- _REQUIRED ACTION_: Please retype each record exactly as it stands below.

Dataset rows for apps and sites
--- START ---

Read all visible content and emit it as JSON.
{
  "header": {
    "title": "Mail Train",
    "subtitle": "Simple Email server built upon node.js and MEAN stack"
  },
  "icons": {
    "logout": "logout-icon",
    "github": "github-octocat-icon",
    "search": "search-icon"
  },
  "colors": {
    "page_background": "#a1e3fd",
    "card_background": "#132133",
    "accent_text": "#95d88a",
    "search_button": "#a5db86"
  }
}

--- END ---

- _EXERCISE RESULT_:
Read all visible content and emit it as JSON.
{
  "header": {
    "title": "Mail Train",
    "subtitle": "Simple Email server built upon node.js and MEAN stack"
  },
  "icons": {
    "logout": "logout-icon",
    "github": "github-octocat-icon",
    "search": "search-icon"
  },
  "colors": {
    "page_background": "#a1e3fd",
    "card_background": "#132133",
    "accent_text": "#95d88a",
    "search_button": "#a5db86"
  }
}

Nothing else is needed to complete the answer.